**EXERCISE AIM:** Please find every line in the entries below that contains the string "results", and copy it.

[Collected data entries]
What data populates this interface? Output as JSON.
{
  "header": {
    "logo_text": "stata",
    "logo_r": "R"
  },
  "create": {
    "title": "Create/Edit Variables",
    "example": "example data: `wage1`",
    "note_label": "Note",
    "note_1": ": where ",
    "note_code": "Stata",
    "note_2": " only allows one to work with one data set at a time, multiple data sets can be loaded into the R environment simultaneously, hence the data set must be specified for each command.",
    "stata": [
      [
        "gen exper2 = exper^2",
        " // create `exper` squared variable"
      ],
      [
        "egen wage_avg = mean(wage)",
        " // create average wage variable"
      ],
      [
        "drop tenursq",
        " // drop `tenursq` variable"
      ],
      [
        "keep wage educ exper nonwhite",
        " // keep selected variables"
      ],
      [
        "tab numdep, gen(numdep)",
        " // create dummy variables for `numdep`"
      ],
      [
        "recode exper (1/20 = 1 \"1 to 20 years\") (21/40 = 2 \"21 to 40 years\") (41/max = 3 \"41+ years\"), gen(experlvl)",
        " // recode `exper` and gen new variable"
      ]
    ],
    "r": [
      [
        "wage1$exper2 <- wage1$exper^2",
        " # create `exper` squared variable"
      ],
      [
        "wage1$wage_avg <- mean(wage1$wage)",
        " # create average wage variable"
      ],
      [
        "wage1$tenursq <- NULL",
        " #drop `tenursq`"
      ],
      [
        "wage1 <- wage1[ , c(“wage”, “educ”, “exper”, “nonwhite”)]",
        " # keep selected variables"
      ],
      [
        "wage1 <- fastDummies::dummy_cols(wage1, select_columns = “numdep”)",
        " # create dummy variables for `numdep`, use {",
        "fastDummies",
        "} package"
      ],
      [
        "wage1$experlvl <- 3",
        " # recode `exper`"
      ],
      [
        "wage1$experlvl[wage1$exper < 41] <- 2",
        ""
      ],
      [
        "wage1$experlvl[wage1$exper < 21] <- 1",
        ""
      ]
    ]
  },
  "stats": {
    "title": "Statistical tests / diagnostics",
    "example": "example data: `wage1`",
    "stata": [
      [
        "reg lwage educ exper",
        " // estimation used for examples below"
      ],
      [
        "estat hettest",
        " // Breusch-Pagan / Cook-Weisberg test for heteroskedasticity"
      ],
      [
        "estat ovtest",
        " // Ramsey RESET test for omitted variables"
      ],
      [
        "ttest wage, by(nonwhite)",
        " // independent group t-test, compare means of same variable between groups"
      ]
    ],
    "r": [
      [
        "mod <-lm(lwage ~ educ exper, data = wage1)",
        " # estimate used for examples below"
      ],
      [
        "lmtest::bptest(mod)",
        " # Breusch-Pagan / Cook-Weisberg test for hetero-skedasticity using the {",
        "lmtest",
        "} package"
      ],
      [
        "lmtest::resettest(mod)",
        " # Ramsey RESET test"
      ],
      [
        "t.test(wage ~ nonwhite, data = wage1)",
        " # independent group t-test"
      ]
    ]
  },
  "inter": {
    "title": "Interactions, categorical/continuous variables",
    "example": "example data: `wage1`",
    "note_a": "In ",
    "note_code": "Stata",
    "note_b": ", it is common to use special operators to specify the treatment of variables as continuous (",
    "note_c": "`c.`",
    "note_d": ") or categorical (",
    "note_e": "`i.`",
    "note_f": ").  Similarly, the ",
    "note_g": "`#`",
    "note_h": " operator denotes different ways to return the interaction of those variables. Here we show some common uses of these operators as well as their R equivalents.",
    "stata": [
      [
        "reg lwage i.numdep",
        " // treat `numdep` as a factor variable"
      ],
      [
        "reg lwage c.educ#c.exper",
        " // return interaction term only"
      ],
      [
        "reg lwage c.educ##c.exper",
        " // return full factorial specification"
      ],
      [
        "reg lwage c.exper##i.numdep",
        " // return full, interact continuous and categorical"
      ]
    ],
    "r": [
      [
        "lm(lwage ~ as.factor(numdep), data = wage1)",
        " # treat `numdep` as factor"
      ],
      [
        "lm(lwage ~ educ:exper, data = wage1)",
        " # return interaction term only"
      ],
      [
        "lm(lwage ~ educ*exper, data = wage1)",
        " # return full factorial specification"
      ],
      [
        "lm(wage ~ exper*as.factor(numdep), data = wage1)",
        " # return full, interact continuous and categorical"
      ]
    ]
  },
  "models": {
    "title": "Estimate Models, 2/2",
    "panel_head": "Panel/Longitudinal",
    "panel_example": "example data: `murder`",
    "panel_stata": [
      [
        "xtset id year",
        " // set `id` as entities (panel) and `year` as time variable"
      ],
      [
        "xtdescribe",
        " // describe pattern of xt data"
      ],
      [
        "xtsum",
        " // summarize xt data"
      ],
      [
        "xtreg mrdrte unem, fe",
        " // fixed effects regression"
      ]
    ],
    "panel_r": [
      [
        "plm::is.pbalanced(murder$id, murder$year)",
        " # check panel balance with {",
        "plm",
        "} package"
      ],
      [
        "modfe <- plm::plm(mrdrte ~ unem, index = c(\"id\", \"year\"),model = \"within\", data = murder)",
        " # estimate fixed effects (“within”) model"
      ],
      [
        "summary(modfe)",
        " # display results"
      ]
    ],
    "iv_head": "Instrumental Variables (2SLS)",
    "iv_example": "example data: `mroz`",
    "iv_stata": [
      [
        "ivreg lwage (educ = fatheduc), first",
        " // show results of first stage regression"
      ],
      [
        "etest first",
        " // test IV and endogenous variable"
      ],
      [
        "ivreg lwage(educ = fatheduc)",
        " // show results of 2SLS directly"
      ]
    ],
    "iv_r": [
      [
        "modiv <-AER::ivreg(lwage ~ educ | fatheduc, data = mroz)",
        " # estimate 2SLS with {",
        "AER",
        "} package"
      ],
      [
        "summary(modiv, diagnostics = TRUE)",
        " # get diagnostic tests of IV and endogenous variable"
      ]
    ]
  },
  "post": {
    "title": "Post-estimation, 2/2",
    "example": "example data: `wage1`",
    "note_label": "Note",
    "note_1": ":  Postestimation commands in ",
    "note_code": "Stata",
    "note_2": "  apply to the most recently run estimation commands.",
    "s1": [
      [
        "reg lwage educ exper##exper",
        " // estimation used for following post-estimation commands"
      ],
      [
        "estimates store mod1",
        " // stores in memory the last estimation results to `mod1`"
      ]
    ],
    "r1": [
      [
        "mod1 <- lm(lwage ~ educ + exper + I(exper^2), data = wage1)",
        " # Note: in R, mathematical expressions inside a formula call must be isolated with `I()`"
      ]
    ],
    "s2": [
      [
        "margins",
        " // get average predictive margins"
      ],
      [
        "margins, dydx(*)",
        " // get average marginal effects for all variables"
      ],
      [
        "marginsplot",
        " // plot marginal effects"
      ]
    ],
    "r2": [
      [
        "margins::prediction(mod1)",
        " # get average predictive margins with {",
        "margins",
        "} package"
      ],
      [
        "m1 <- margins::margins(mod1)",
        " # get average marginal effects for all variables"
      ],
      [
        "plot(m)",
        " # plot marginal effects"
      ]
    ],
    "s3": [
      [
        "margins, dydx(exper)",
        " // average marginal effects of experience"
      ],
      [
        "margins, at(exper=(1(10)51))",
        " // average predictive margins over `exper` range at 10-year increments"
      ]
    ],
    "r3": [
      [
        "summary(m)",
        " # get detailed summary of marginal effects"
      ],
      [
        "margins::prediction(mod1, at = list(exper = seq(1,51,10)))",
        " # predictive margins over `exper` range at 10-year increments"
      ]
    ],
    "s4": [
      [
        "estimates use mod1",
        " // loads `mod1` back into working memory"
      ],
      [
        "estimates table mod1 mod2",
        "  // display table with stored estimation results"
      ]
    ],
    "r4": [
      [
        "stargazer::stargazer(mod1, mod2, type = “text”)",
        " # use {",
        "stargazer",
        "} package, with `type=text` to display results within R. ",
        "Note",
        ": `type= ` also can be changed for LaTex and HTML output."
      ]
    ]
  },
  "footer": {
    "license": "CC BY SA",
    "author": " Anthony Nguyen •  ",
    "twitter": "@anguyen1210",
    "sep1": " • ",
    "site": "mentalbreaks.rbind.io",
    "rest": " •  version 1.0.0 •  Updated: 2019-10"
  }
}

**YOUR SOLUTION:**
        " # display results"
        " // show results of first stage regression"
        " // show results of 2SLS directly"
        " // stores in memory the last estimation results to `mod1`"
        "  // display table with stored estimation results"
        "} package, with `type=text` to display results within R. ",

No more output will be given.